VIRGINIA

From A Topographical Dictionary of Ireland, 1837

VIRGINIA, a market and post-town, in the parish of LURGAN, county of CAVAN, and province of ULSTER, 14 ¾ miles (S. E.) from Cavan, and 40 ¼ (N. W.) from Dublin; containing 930 inhabitants. It was founded in pursuance of the plan for colonising Ulster in the reign of James I., when 250 acres were allotted for the site of a town to be erected between Cavan and Kells, and called Virginia, which was to have been made a borough, but has never been incorporated. The patent was originally granted to Captain Ridgway, but was assigned to Captain Culme, who, in 1719, had a house and large bawn in a strong situation, and there were at that time in the town eight houses built of timber and occupied by English tenants and a minister, who kept a good school. Captain Culme also held the lands of Lough Ramor, or the manor of Chichester, comprising 1000 acres.

The town, which is pleasantly situated on Lough Ramor, consists of about 130 houses and, within the last few years, has been greatly improved by its noble proprietor, the Marquess of Headfort. The market is on Thursday, and fairs are held on Jan. 24th, March 7th, April 2nd, May 11th, July 9th, Aug. 22nd, Sept. 23rd, Nov. 21st, and Dec. 20th. Here is an extensive malting and brewing establishment, and a constabulary police station; petty sessions are held once a fortnight, and a manorial court monthly, for the recovery of debts under 40s. The parochial church, situated in the town, is a new and handsome structure in the Gothic style, with a fine spire surmounted by a gilt cross. A church was built here by a loan of £2000 from the late Board of First Fruits in 1818, but soon after its completion a storm blew down the steeple, which falling on the roof completely destroyed it; and on Christmas night, 1832, the church by which it was replaced was entirely consumed by an accidental fire.

Adjoining the town, and on the north side of the lake, is Virginia Park, a cottage residence of the Marquess of Headfort. The scenery of this park is extremely diversified, and its walks and drives very beautiful: the plantations are a highly ornamental feature in the landscape. Lough Ramor contains several small islands, which have recently been planted by his lordship, who has established an annual boat race on the lough and gives as a prize a cup of the value of 30 guineas.

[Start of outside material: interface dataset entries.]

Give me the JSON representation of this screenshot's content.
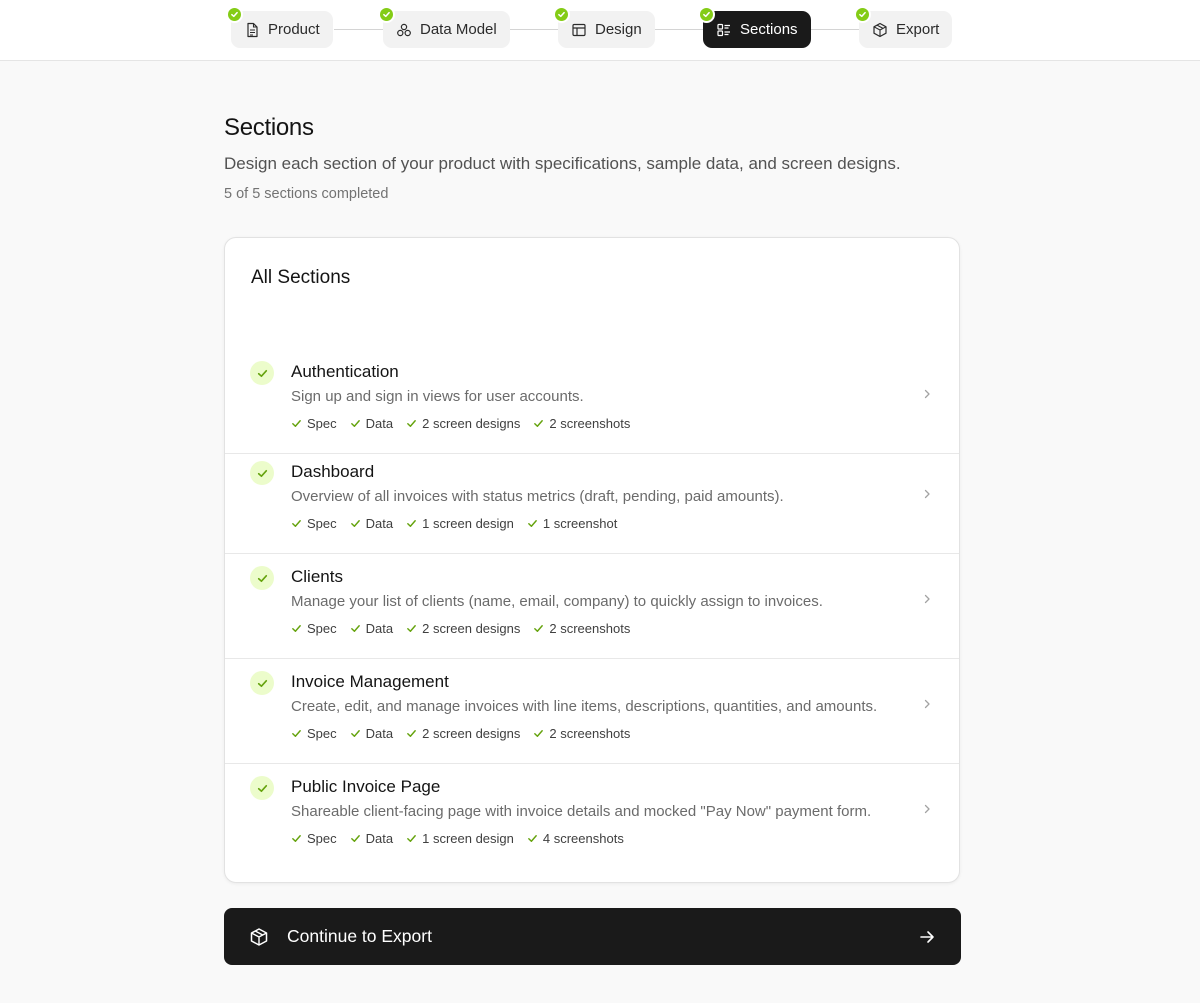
{
  "colors": {
    "accent_green": "#84cc16",
    "check_bg": "#ecfccb",
    "dark": "#1a1a1a"
  },
  "stepper": {
    "steps": [
      {
        "label": "Product",
        "icon": "document-icon",
        "completed": true,
        "active": false
      },
      {
        "label": "Data Model",
        "icon": "network-icon",
        "completed": true,
        "active": false
      },
      {
        "label": "Design",
        "icon": "layout-icon",
        "completed": true,
        "active": false
      },
      {
        "label": "Sections",
        "icon": "list-icon",
        "completed": true,
        "active": true
      },
      {
        "label": "Export",
        "icon": "package-icon",
        "completed": true,
        "active": false
      }
    ]
  },
  "header": {
    "title": "Sections",
    "subtitle": "Design each section of your product with specifications, sample data, and screen designs.",
    "progress": "5 of 5 sections completed"
  },
  "card": {
    "title": "All Sections",
    "sections": [
      {
        "name": "Authentication",
        "description": "Sign up and sign in views for user accounts.",
        "items": [
          "Spec",
          "Data",
          "2 screen designs",
          "2 screenshots"
        ]
      },
      {
        "name": "Dashboard",
        "description": "Overview of all invoices with status metrics (draft, pending, paid amounts).",
        "items": [
          "Spec",
          "Data",
          "1 screen design",
          "1 screenshot"
        ]
      },
      {
        "name": "Clients",
        "description": "Manage your list of clients (name, email, company) to quickly assign to invoices.",
        "items": [
          "Spec",
          "Data",
          "2 screen designs",
          "2 screenshots"
        ]
      },
      {
        "name": "Invoice Management",
        "description": "Create, edit, and manage invoices with line items, descriptions, quantities, and amounts.",
        "items": [
          "Spec",
          "Data",
          "2 screen designs",
          "2 screenshots"
        ]
      },
      {
        "name": "Public Invoice Page",
        "description": "Shareable client-facing page with invoice details and mocked \"Pay Now\" payment form.",
        "items": [
          "Spec",
          "Data",
          "1 screen design",
          "4 screenshots"
        ]
      }
    ]
  },
  "continue_button": {
    "label": "Continue to Export",
    "icon": "package-icon",
    "trailing_icon": "arrow-right-icon"
  }
}
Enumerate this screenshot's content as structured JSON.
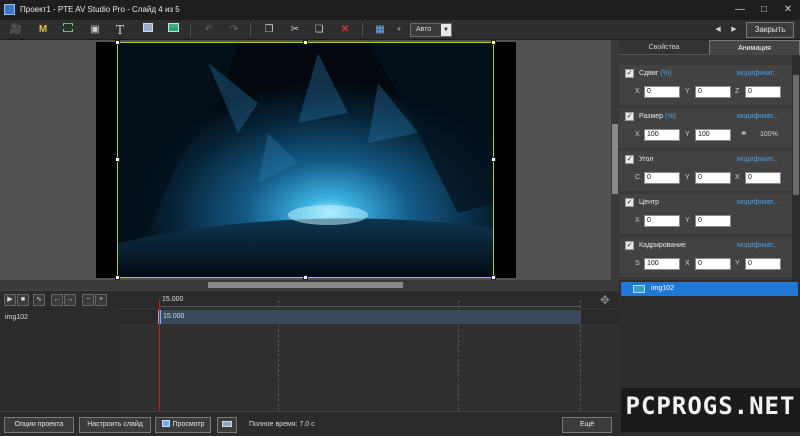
{
  "window": {
    "title": "Проект1 - PTE AV Studio Pro - Слайд 4 из 5",
    "minimize_icon": "minimize-icon",
    "maximize_icon": "maximize-icon",
    "close_icon": "close-icon"
  },
  "toolbar": {
    "zoom_value": "Авто",
    "close_label": "Закрыть"
  },
  "tabs": {
    "properties": "Свойства",
    "animation": "Анимация"
  },
  "animation": {
    "link_label": "модификат...",
    "pan": {
      "label": "Сдвиг",
      "unit": "(%)",
      "x": "0",
      "y": "0",
      "z": "0"
    },
    "size": {
      "label": "Размер",
      "unit": "(%)",
      "x": "100",
      "y": "100",
      "lock_percent": "100%"
    },
    "angle": {
      "label": "Угол",
      "c": "0",
      "y": "0",
      "x": "0"
    },
    "center": {
      "label": "Центр",
      "x": "0",
      "y": "0"
    },
    "crop": {
      "label": "Кадрирование",
      "s": "100",
      "x": "0",
      "y": "0"
    },
    "axis": {
      "x": "X",
      "y": "Y",
      "z": "Z",
      "c": "C",
      "s": "S"
    }
  },
  "layers": [
    {
      "name": "img102",
      "selected": true
    }
  ],
  "timeline": {
    "ruler_time": "15.000",
    "track_name": "img102",
    "clip_time": "15.000"
  },
  "bottom": {
    "project_options": "Опции проекта",
    "slide_options": "Настроить слайд",
    "preview": "Просмотр",
    "total_time": "Полное время: 7.0 с",
    "more": "Ещё"
  },
  "watermark": "PCPROGS.NET",
  "colors": {
    "accent": "#1f78d8",
    "link": "#4aa0e6",
    "selection_frame": "#b6c93a",
    "playhead": "#c02020"
  }
}
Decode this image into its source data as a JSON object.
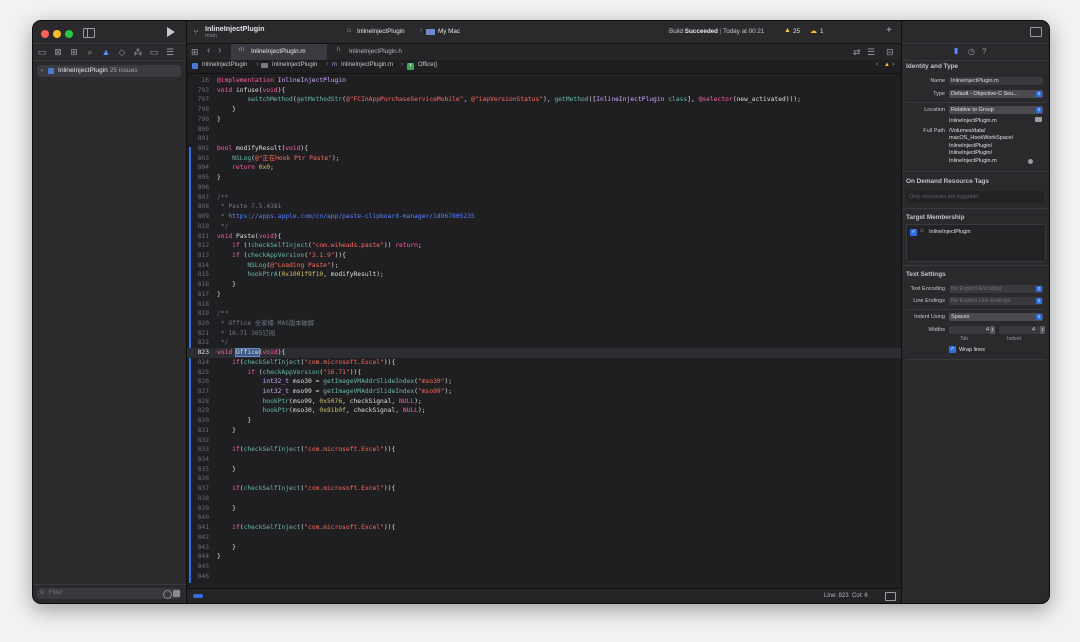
{
  "toolbar": {
    "project_name": "InlineInjectPlugin",
    "branch": "main",
    "scheme": "InlineInjectPlugin",
    "destination": "My Mac",
    "build_status_prefix": "Build",
    "build_status_word": "Succeeded",
    "build_time": "Today at 00:21",
    "warnings_count": "25",
    "errors_count": "1"
  },
  "navigator": {
    "root_item": "InlineInjectPlugin",
    "issues_label": "25 issues",
    "filter_placeholder": "Filter"
  },
  "tabs": [
    {
      "label": "InlineInjectPlugin.m",
      "icon": "m",
      "active": true
    },
    {
      "label": "InlineInjectPlugin.h",
      "icon": "h",
      "active": false
    }
  ],
  "jumpbar": {
    "project": "InlineInjectPlugin",
    "folder": "InlineInjectPlugin",
    "file": "InlineInjectPlugin.m",
    "symbol": "Office()"
  },
  "code_lines": [
    {
      "n": "16",
      "s": [
        [
          "kw",
          "@implementation"
        ],
        [
          "pl",
          " "
        ],
        [
          "ty",
          "InlineInjectPlugin"
        ]
      ]
    },
    {
      "n": "793",
      "s": [
        [
          "kw",
          "void"
        ],
        [
          "pl",
          " "
        ],
        [
          "pl",
          "infuse"
        ],
        [
          "pl",
          "("
        ],
        [
          "kw",
          "void"
        ],
        [
          "pl",
          "){"
        ]
      ]
    },
    {
      "n": "797",
      "s": [
        [
          "pl",
          "        "
        ],
        [
          "fn",
          "switchMethod"
        ],
        [
          "pl",
          "("
        ],
        [
          "fn",
          "getMethodStr"
        ],
        [
          "pl",
          "("
        ],
        [
          "str",
          "@\"FCInAppPurchaseServiceMobile\""
        ],
        [
          "pl",
          ", "
        ],
        [
          "str",
          "@\"iapVersionStatus\""
        ],
        [
          "pl",
          "), "
        ],
        [
          "fn",
          "getMethod"
        ],
        [
          "pl",
          "(["
        ],
        [
          "ty",
          "InlineInjectPlugin"
        ],
        [
          "pl",
          " "
        ],
        [
          "fn",
          "class"
        ],
        [
          "pl",
          "], "
        ],
        [
          "kw",
          "@selector"
        ],
        [
          "pl",
          "(new_activated)));"
        ]
      ]
    },
    {
      "n": "798",
      "s": [
        [
          "pl",
          "    }"
        ]
      ]
    },
    {
      "n": "799",
      "s": [
        [
          "pl",
          "}"
        ]
      ]
    },
    {
      "n": "800",
      "s": []
    },
    {
      "n": "801",
      "s": []
    },
    {
      "n": "802",
      "s": [
        [
          "kw",
          "bool"
        ],
        [
          "pl",
          " modifyResult("
        ],
        [
          "kw",
          "void"
        ],
        [
          "pl",
          "){"
        ]
      ]
    },
    {
      "n": "803",
      "s": [
        [
          "pl",
          "    "
        ],
        [
          "fn",
          "NSLog"
        ],
        [
          "pl",
          "("
        ],
        [
          "str",
          "@\"正在Hook Ptr Paste\""
        ],
        [
          "pl",
          ");"
        ]
      ]
    },
    {
      "n": "804",
      "s": [
        [
          "pl",
          "    "
        ],
        [
          "kw",
          "return"
        ],
        [
          "pl",
          " "
        ],
        [
          "num",
          "0x0"
        ],
        [
          "pl",
          ";"
        ]
      ]
    },
    {
      "n": "805",
      "s": [
        [
          "pl",
          "}"
        ]
      ]
    },
    {
      "n": "806",
      "s": []
    },
    {
      "n": "807",
      "s": [
        [
          "cmt",
          "/**"
        ]
      ]
    },
    {
      "n": "808",
      "s": [
        [
          "cmt",
          " * Paste 7.5.4381"
        ]
      ]
    },
    {
      "n": "809",
      "s": [
        [
          "cmt",
          " * "
        ],
        [
          "link",
          "https://apps.apple.com/cn/app/paste-clipboard-manager/id967805235"
        ]
      ]
    },
    {
      "n": "810",
      "s": [
        [
          "cmt",
          " */"
        ]
      ]
    },
    {
      "n": "811",
      "s": [
        [
          "kw",
          "void"
        ],
        [
          "pl",
          " Paste("
        ],
        [
          "kw",
          "void"
        ],
        [
          "pl",
          "){"
        ]
      ]
    },
    {
      "n": "812",
      "s": [
        [
          "pl",
          "    "
        ],
        [
          "kw",
          "if"
        ],
        [
          "pl",
          " (!"
        ],
        [
          "fn",
          "checkSelfInject"
        ],
        [
          "pl",
          "("
        ],
        [
          "str",
          "\"com.wiheads.paste\""
        ],
        [
          "pl",
          ")) "
        ],
        [
          "kw",
          "return"
        ],
        [
          "pl",
          ";"
        ]
      ]
    },
    {
      "n": "813",
      "s": [
        [
          "pl",
          "    "
        ],
        [
          "kw",
          "if"
        ],
        [
          "pl",
          " ("
        ],
        [
          "fn",
          "checkAppVersion"
        ],
        [
          "pl",
          "("
        ],
        [
          "str",
          "\"3.1.9\""
        ],
        [
          "pl",
          ")){"
        ]
      ]
    },
    {
      "n": "814",
      "s": [
        [
          "pl",
          "        "
        ],
        [
          "fn",
          "NSLog"
        ],
        [
          "pl",
          "("
        ],
        [
          "str",
          "@\"Loading Paste\""
        ],
        [
          "pl",
          ");"
        ]
      ]
    },
    {
      "n": "815",
      "s": [
        [
          "pl",
          "        "
        ],
        [
          "fn",
          "hookPtrA"
        ],
        [
          "pl",
          "("
        ],
        [
          "num",
          "0x1001f9f10"
        ],
        [
          "pl",
          ", modifyResult);"
        ]
      ]
    },
    {
      "n": "816",
      "s": [
        [
          "pl",
          "    }"
        ]
      ]
    },
    {
      "n": "817",
      "s": [
        [
          "pl",
          "}"
        ]
      ]
    },
    {
      "n": "818",
      "s": []
    },
    {
      "n": "819",
      "s": [
        [
          "cmt",
          "/**"
        ]
      ]
    },
    {
      "n": "820",
      "s": [
        [
          "cmt",
          " * Office 全家桶 MAS版本破解"
        ]
      ]
    },
    {
      "n": "821",
      "s": [
        [
          "cmt",
          " * 16.71 365订阅"
        ]
      ]
    },
    {
      "n": "822",
      "s": [
        [
          "cmt",
          " */"
        ]
      ]
    },
    {
      "n": "823",
      "s": [
        [
          "kw",
          "void"
        ],
        [
          "pl",
          " "
        ],
        [
          "sel",
          "Office"
        ],
        [
          "pl",
          "("
        ],
        [
          "kw",
          "void"
        ],
        [
          "pl",
          "){"
        ]
      ]
    },
    {
      "n": "824",
      "s": [
        [
          "pl",
          "    "
        ],
        [
          "kw",
          "if"
        ],
        [
          "pl",
          "("
        ],
        [
          "fn",
          "checkSelfInject"
        ],
        [
          "pl",
          "("
        ],
        [
          "str",
          "\"com.microsoft.Excel\""
        ],
        [
          "pl",
          ")){"
        ]
      ]
    },
    {
      "n": "825",
      "s": [
        [
          "pl",
          "        "
        ],
        [
          "kw",
          "if"
        ],
        [
          "pl",
          " ("
        ],
        [
          "fn",
          "checkAppVersion"
        ],
        [
          "pl",
          "("
        ],
        [
          "str",
          "\"16.71\""
        ],
        [
          "pl",
          ")){"
        ]
      ]
    },
    {
      "n": "826",
      "s": [
        [
          "pl",
          "            "
        ],
        [
          "ty",
          "int32_t"
        ],
        [
          "pl",
          " mso30 = "
        ],
        [
          "fn",
          "getImageVMAddrSlideIndex"
        ],
        [
          "pl",
          "("
        ],
        [
          "str",
          "\"mso30\""
        ],
        [
          "pl",
          ");"
        ]
      ]
    },
    {
      "n": "827",
      "s": [
        [
          "pl",
          "            "
        ],
        [
          "ty",
          "int32_t"
        ],
        [
          "pl",
          " mso99 = "
        ],
        [
          "fn",
          "getImageVMAddrSlideIndex"
        ],
        [
          "pl",
          "("
        ],
        [
          "str",
          "\"mso99\""
        ],
        [
          "pl",
          ");"
        ]
      ]
    },
    {
      "n": "828",
      "s": [
        [
          "pl",
          "            "
        ],
        [
          "fn",
          "hookPtr"
        ],
        [
          "pl",
          "(mso99, "
        ],
        [
          "num",
          "0x5076"
        ],
        [
          "pl",
          ", checkSignal, "
        ],
        [
          "kw",
          "NULL"
        ],
        [
          "pl",
          ");"
        ]
      ]
    },
    {
      "n": "829",
      "s": [
        [
          "pl",
          "            "
        ],
        [
          "fn",
          "hookPtr"
        ],
        [
          "pl",
          "(mso30, "
        ],
        [
          "num",
          "0x8ib0f"
        ],
        [
          "pl",
          ", checkSignal, "
        ],
        [
          "kw",
          "NULL"
        ],
        [
          "pl",
          ");"
        ]
      ]
    },
    {
      "n": "830",
      "s": [
        [
          "pl",
          "        }"
        ]
      ]
    },
    {
      "n": "831",
      "s": [
        [
          "pl",
          "    }"
        ]
      ]
    },
    {
      "n": "832",
      "s": []
    },
    {
      "n": "833",
      "s": [
        [
          "pl",
          "    "
        ],
        [
          "kw",
          "if"
        ],
        [
          "pl",
          "("
        ],
        [
          "fn",
          "checkSelfInject"
        ],
        [
          "pl",
          "("
        ],
        [
          "str",
          "\"com.microsoft.Excel\""
        ],
        [
          "pl",
          ")){"
        ]
      ]
    },
    {
      "n": "834",
      "s": []
    },
    {
      "n": "835",
      "s": [
        [
          "pl",
          "    }"
        ]
      ]
    },
    {
      "n": "836",
      "s": []
    },
    {
      "n": "837",
      "s": [
        [
          "pl",
          "    "
        ],
        [
          "kw",
          "if"
        ],
        [
          "pl",
          "("
        ],
        [
          "fn",
          "checkSelfInject"
        ],
        [
          "pl",
          "("
        ],
        [
          "str",
          "\"com.microsoft.Excel\""
        ],
        [
          "pl",
          ")){"
        ]
      ]
    },
    {
      "n": "838",
      "s": []
    },
    {
      "n": "839",
      "s": [
        [
          "pl",
          "    }"
        ]
      ]
    },
    {
      "n": "840",
      "s": []
    },
    {
      "n": "841",
      "s": [
        [
          "pl",
          "    "
        ],
        [
          "kw",
          "if"
        ],
        [
          "pl",
          "("
        ],
        [
          "fn",
          "checkSelfInject"
        ],
        [
          "pl",
          "("
        ],
        [
          "str",
          "\"com.microsoft.Excel\""
        ],
        [
          "pl",
          ")){"
        ]
      ]
    },
    {
      "n": "842",
      "s": []
    },
    {
      "n": "843",
      "s": [
        [
          "pl",
          "    }"
        ]
      ]
    },
    {
      "n": "844",
      "s": [
        [
          "pl",
          "}"
        ]
      ]
    },
    {
      "n": "845",
      "s": []
    },
    {
      "n": "846",
      "s": []
    }
  ],
  "status_bar": {
    "cursor": "Line: 823  Col: 6"
  },
  "inspector": {
    "identity_title": "Identity and Type",
    "name_label": "Name",
    "name_value": "InlineInjectPlugin.m",
    "type_label": "Type",
    "type_value": "Default - Objective-C Sou...",
    "location_label": "Location",
    "location_value": "Relative to Group",
    "location_file": "InlineInjectPlugin.m",
    "fullpath_label": "Full Path",
    "fullpath_lines": [
      "/Volumes/data/",
      "macOS_HookWorkSpace/",
      "InlineInjectPlugin/",
      "InlineInjectPlugin/",
      "InlineInjectPlugin.m"
    ],
    "odr_title": "On Demand Resource Tags",
    "odr_placeholder": "Only resources are taggable",
    "target_title": "Target Membership",
    "target_item": "InlineInjectPlugin",
    "text_settings_title": "Text Settings",
    "encoding_label": "Text Encoding",
    "encoding_value": "No Explicit Encoding",
    "line_endings_label": "Line Endings",
    "line_endings_value": "No Explicit Line Endings",
    "indent_using_label": "Indent Using",
    "indent_using_value": "Spaces",
    "widths_label": "Widths",
    "tab_value": "4",
    "indent_value": "4",
    "tab_label": "Tab",
    "indent_label": "Indent",
    "wrap_label": "Wrap lines"
  },
  "colors": {
    "accent": "#2f6fe0",
    "warning": "#f5c431",
    "keyword": "#fc5fa3",
    "string": "#fc6a5d"
  }
}
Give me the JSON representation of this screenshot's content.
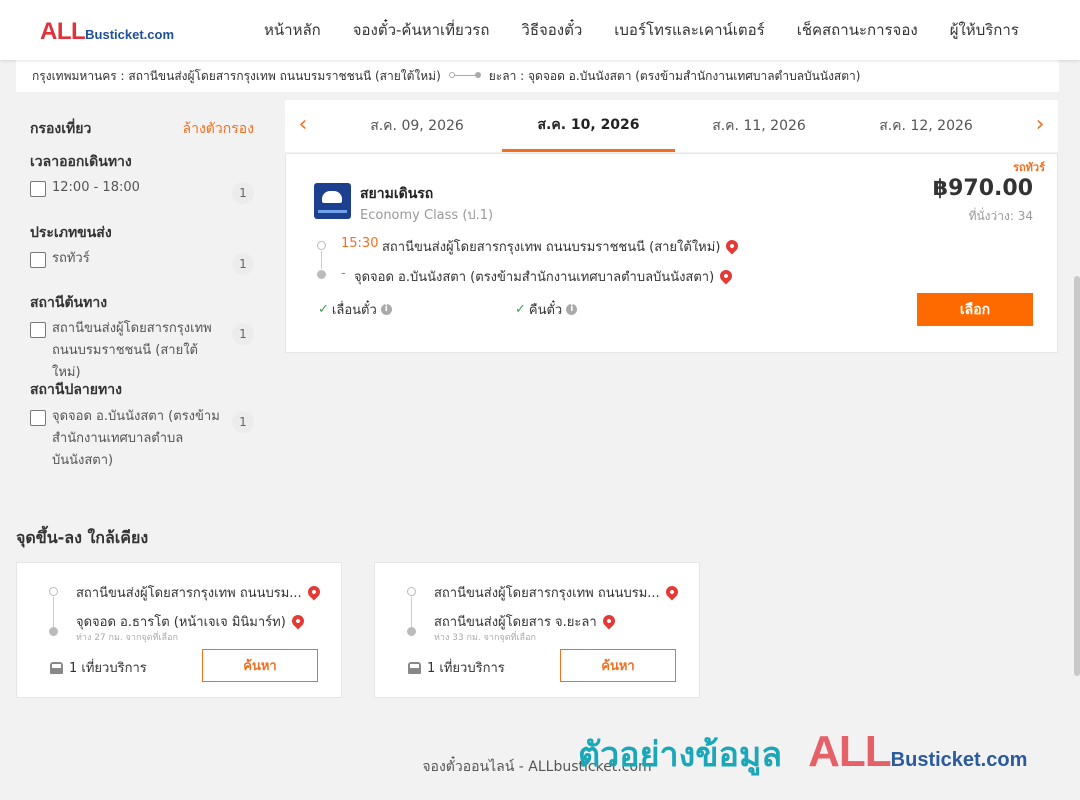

Many curiously shaped brazen pots, supposed to be Danish, were discovered in the lake a few years since, some of which are in the possession of the Marquess at Headfort House, near Kells.

« Villierstown | Index | Wallstown »


Library Ireland Facebook